We can all agree that the smell of a campfire and fresh pine can bring us back to our fondest camping memories.
Science tells us that olfactory senses are the strongest memories we have. John Leadston, Project Manager at Arrowhead Provincial Park, shares that “the smell of that canvas [tent] takes me back to a place I would return to in a heartbeat.”
Camper Jane Lever agrees with this sentiment. She writes, “That smell of canvas will always remain in our memories as being associated with lots of fun times, the odd scary thunderstorm, and many adventures through quite a few Ontario Parks.”
The big orange tent
When a call went out to find a 1970s tent for the Ontario Parks 125th anniversary exhibits and events, Jane and Jack Lever were quick to pull their tent out of storage!
You may have seen the tent on Breakfast Television in June, CHCH Morning Live in July, and you will see it again at the Algonquin Time Capsule event in August.
Here’s the story behind this (now renowned) fifty-year-old tent, and some other fond camping memories that sparked from our talk of 1970s camping equipment!
A family camping tradition begins
The story of the tent begins in the summer of 1967, when newlyweds Jane and Jack purchased a tent of their very own: the orange tourist tent.
Following that purchase, the tent stood through many of their fondest summer camping memories with their growing family.
Jane and Jack’s first night with the tourist tent was at Grundy Lake Provincial Park, where it rained all night long. It was recommended that they soak the tent before camping – but they had not.
Luckily, there wasn’t a single drop of rain in the tent the next morning! Jane said, “It is made of good quality canvas and served us well.”
Starting a family of campers
Pictured below is Jane and Jack’s firstborn, Bill. The first time the Levers took him camping was Canada Day weekend in 1971 – and he turned out to be a great little camper.
This was the beginning of the Levers’ growing family – soon after, Billy had two younger siblings arrive.
Looking back on some great times
John Leadston has a similar memory which surfaces every time he catches a whiff of damp canvas. John describes his family borrowing a Woods tent from friends to go camping at Arrowhead the first year it opened in 1971.
At only five years old, John was determined to help with the tent – but since it was quite heavy, he was only given the job of rolling it up. John recalls the overnight rain while inside the tent; his dad would tell him, “don’t touch the sides,” but curiosity usually won out.
“It was a good thing we were on cots and that the river flowing down the wall beside me headed right towards the door!” recalls John.
Forty years later, when John stepped back into a similar tent made of canvas, he was immediately struck by the smell. Memories of his childhood came flooding back – the rain, the scurry of chipmunks. It was like stepping into a family photo album from over forty years ago.
A precious reminder

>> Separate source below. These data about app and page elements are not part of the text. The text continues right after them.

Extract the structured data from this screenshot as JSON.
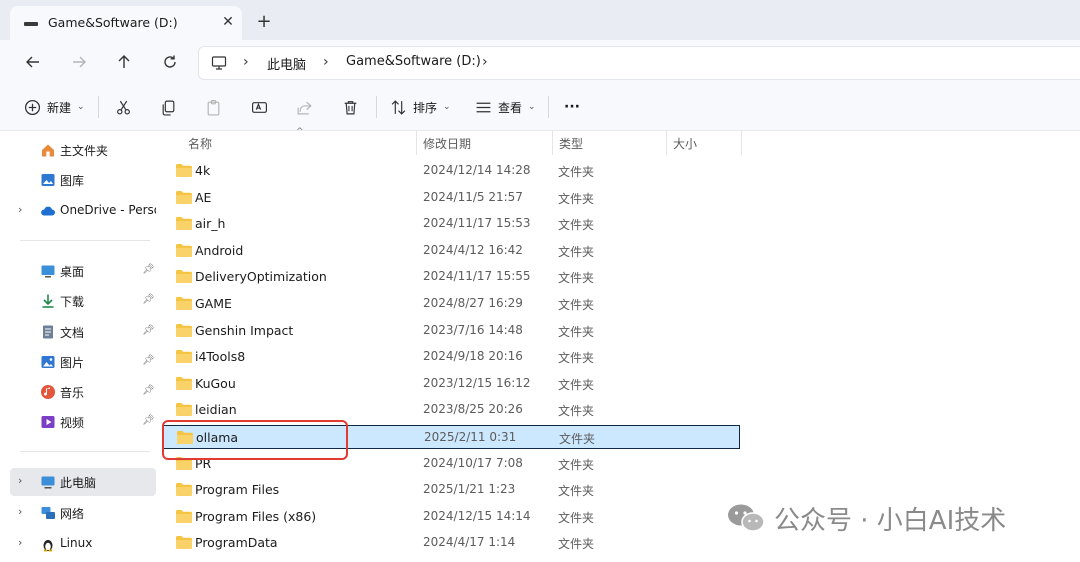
{
  "window": {
    "tab_title": "Game&Software (D:)",
    "tab_close": "✕",
    "new_tab": "+"
  },
  "address": {
    "crumbs": [
      "此电脑",
      "Game&Software (D:)"
    ],
    "sep": "›"
  },
  "toolbar": {
    "new_label": "新建",
    "sort_label": "排序",
    "view_label": "查看",
    "more_label": "···"
  },
  "sidebar": {
    "items": [
      {
        "label": "主文件夹",
        "icon": "home-icon"
      },
      {
        "label": "图库",
        "icon": "gallery-icon"
      },
      {
        "label": "OneDrive - Perso",
        "icon": "cloud-icon"
      },
      {
        "label": "桌面",
        "icon": "desktop-icon"
      },
      {
        "label": "下载",
        "icon": "download-icon"
      },
      {
        "label": "文档",
        "icon": "documents-icon"
      },
      {
        "label": "图片",
        "icon": "pictures-icon"
      },
      {
        "label": "音乐",
        "icon": "music-icon"
      },
      {
        "label": "视频",
        "icon": "videos-icon"
      },
      {
        "label": "此电脑",
        "icon": "this-pc-icon"
      },
      {
        "label": "网络",
        "icon": "network-icon"
      },
      {
        "label": "Linux",
        "icon": "linux-icon"
      }
    ]
  },
  "columns": {
    "name": "名称",
    "modified": "修改日期",
    "type": "类型",
    "size": "大小"
  },
  "files": [
    {
      "name": "4k",
      "modified": "2024/12/14 14:28",
      "type": "文件夹"
    },
    {
      "name": "AE",
      "modified": "2024/11/5 21:57",
      "type": "文件夹"
    },
    {
      "name": "air_h",
      "modified": "2024/11/17 15:53",
      "type": "文件夹"
    },
    {
      "name": "Android",
      "modified": "2024/4/12 16:42",
      "type": "文件夹"
    },
    {
      "name": "DeliveryOptimization",
      "modified": "2024/11/17 15:55",
      "type": "文件夹"
    },
    {
      "name": "GAME",
      "modified": "2024/8/27 16:29",
      "type": "文件夹"
    },
    {
      "name": "Genshin Impact",
      "modified": "2023/7/16 14:48",
      "type": "文件夹"
    },
    {
      "name": "i4Tools8",
      "modified": "2024/9/18 20:16",
      "type": "文件夹"
    },
    {
      "name": "KuGou",
      "modified": "2023/12/15 16:12",
      "type": "文件夹"
    },
    {
      "name": "leidian",
      "modified": "2023/8/25 20:26",
      "type": "文件夹"
    },
    {
      "name": "ollama",
      "modified": "2025/2/11 0:31",
      "type": "文件夹",
      "selected": true
    },
    {
      "name": "PR",
      "modified": "2024/10/17 7:08",
      "type": "文件夹"
    },
    {
      "name": "Program Files",
      "modified": "2025/1/21 1:23",
      "type": "文件夹"
    },
    {
      "name": "Program Files (x86)",
      "modified": "2024/12/15 14:14",
      "type": "文件夹"
    },
    {
      "name": "ProgramData",
      "modified": "2024/4/17 1:14",
      "type": "文件夹"
    }
  ],
  "watermark": {
    "text": "公众号 · 小白AI技术"
  },
  "colors": {
    "folder": "#f6c443",
    "selection_bg": "#cce8ff",
    "highlight_box": "#e03c31"
  }
}
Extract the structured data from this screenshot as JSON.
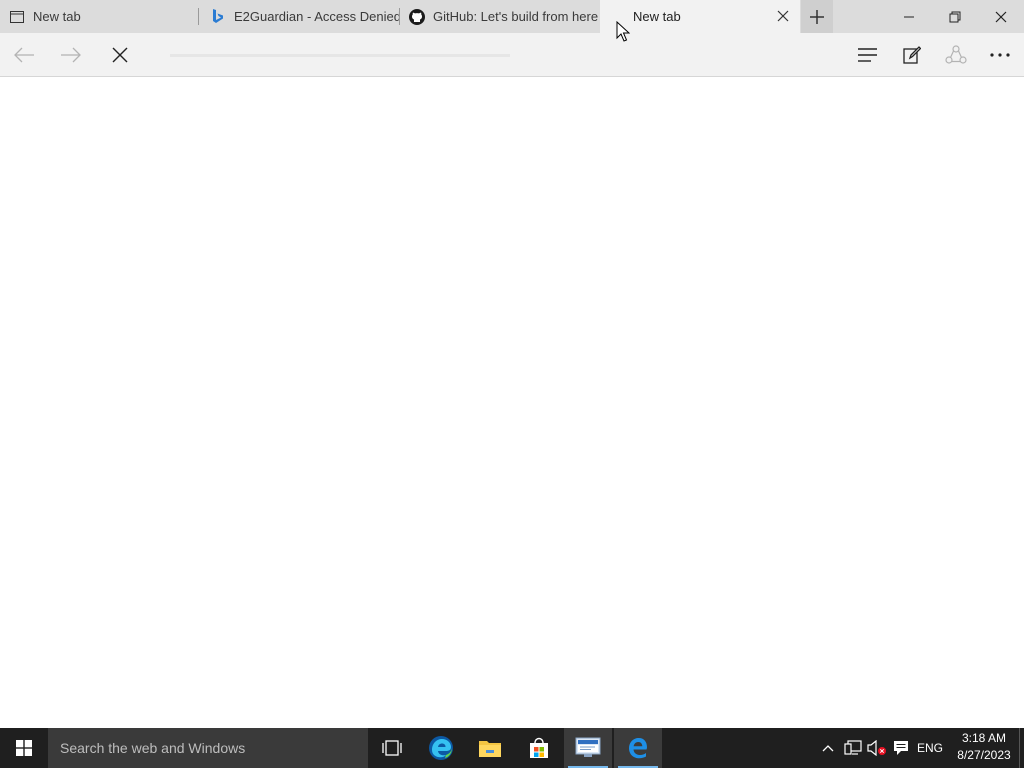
{
  "browser": {
    "tabs": [
      {
        "title": "New tab",
        "icon": "page-icon"
      },
      {
        "title": "E2Guardian - Access Denied",
        "icon": "bing-icon"
      },
      {
        "title": "GitHub: Let's build from here",
        "icon": "github-icon"
      },
      {
        "title": "New tab",
        "icon": "page-icon",
        "active": true
      }
    ],
    "address_value": "",
    "colors": {
      "tab_strip": "#dcdcdc",
      "active_tab": "#f2f2f2",
      "accent": "#0078d7"
    }
  },
  "taskbar": {
    "search_placeholder": "Search the web and Windows",
    "apps": [
      "task-view",
      "edge-chromium",
      "file-explorer",
      "store",
      "remote-desktop",
      "edge-legacy"
    ],
    "language": "ENG",
    "time": "3:18 AM",
    "date": "8/27/2023",
    "colors": {
      "background": "#1f1f1f",
      "search_bg": "#3a3a3a",
      "active_underline": "#76b9ed"
    }
  }
}
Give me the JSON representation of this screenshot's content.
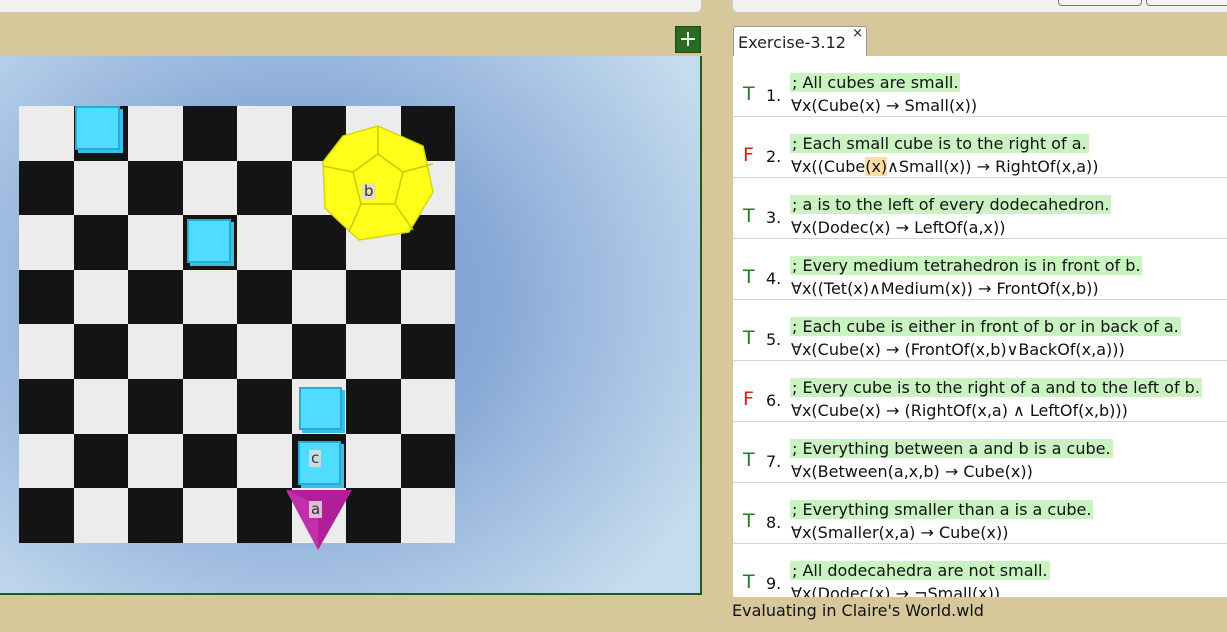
{
  "toolbar": {
    "add_label": "+"
  },
  "world": {
    "objects": [
      {
        "id": "b",
        "shape": "dodecahedron",
        "label": "b",
        "color": "#ffff00"
      },
      {
        "id": "c",
        "shape": "cube",
        "label": "c",
        "color": "#4fdcff"
      },
      {
        "id": "a",
        "shape": "tetrahedron",
        "label": "a",
        "color": "#b5209f"
      }
    ]
  },
  "tab": {
    "label": "Exercise-3.12",
    "close": "×"
  },
  "sentences": [
    {
      "truth": "T",
      "number": "1.",
      "comment": "; All cubes are small.",
      "formula": "∀x(Cube(x) → Small(x))"
    },
    {
      "truth": "F",
      "number": "2.",
      "comment": "; Each small cube is to the right of a.",
      "formula_pre": "∀x((Cube",
      "formula_hl": "(x)",
      "formula_post": "∧Small(x)) → RightOf(x,a))"
    },
    {
      "truth": "T",
      "number": "3.",
      "comment": "; a is to the left of every dodecahedron.",
      "formula": "∀x(Dodec(x) → LeftOf(a,x))"
    },
    {
      "truth": "T",
      "number": "4.",
      "comment": "; Every medium tetrahedron is in front of b.",
      "formula": "∀x((Tet(x)∧Medium(x)) → FrontOf(x,b))"
    },
    {
      "truth": "T",
      "number": "5.",
      "comment": "; Each cube is either in front of b or in back of a.",
      "formula": "∀x(Cube(x) → (FrontOf(x,b)∨BackOf(x,a)))"
    },
    {
      "truth": "F",
      "number": "6.",
      "comment": "; Every cube is to the right of a and to the left of b.",
      "formula": "∀x(Cube(x) → (RightOf(x,a) ∧ LeftOf(x,b)))"
    },
    {
      "truth": "T",
      "number": "7.",
      "comment": "; Everything between a and b is a cube.",
      "formula": "∀x(Between(a,x,b) → Cube(x))"
    },
    {
      "truth": "T",
      "number": "8.",
      "comment": "; Everything smaller than a is a cube.",
      "formula": "∀x(Smaller(x,a) → Cube(x))"
    },
    {
      "truth": "T",
      "number": "9.",
      "comment": "; All dodecahedra are not small.",
      "formula": "∀x(Dodec(x) → ¬Small(x))"
    }
  ],
  "status": {
    "text": "Evaluating in Claire's World.wld"
  }
}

Today, the Levers’ tent is clearly worn. It has seen many bright and sunny days, and has been a source of protection from the rain and storms across many provincial park visits. The tent has witnessed many memories being made and continues to spark memories of days gone by.
Thank-you to the Levers for generously donating this tent for Ontario Parks’ 125th anniversary celebrations.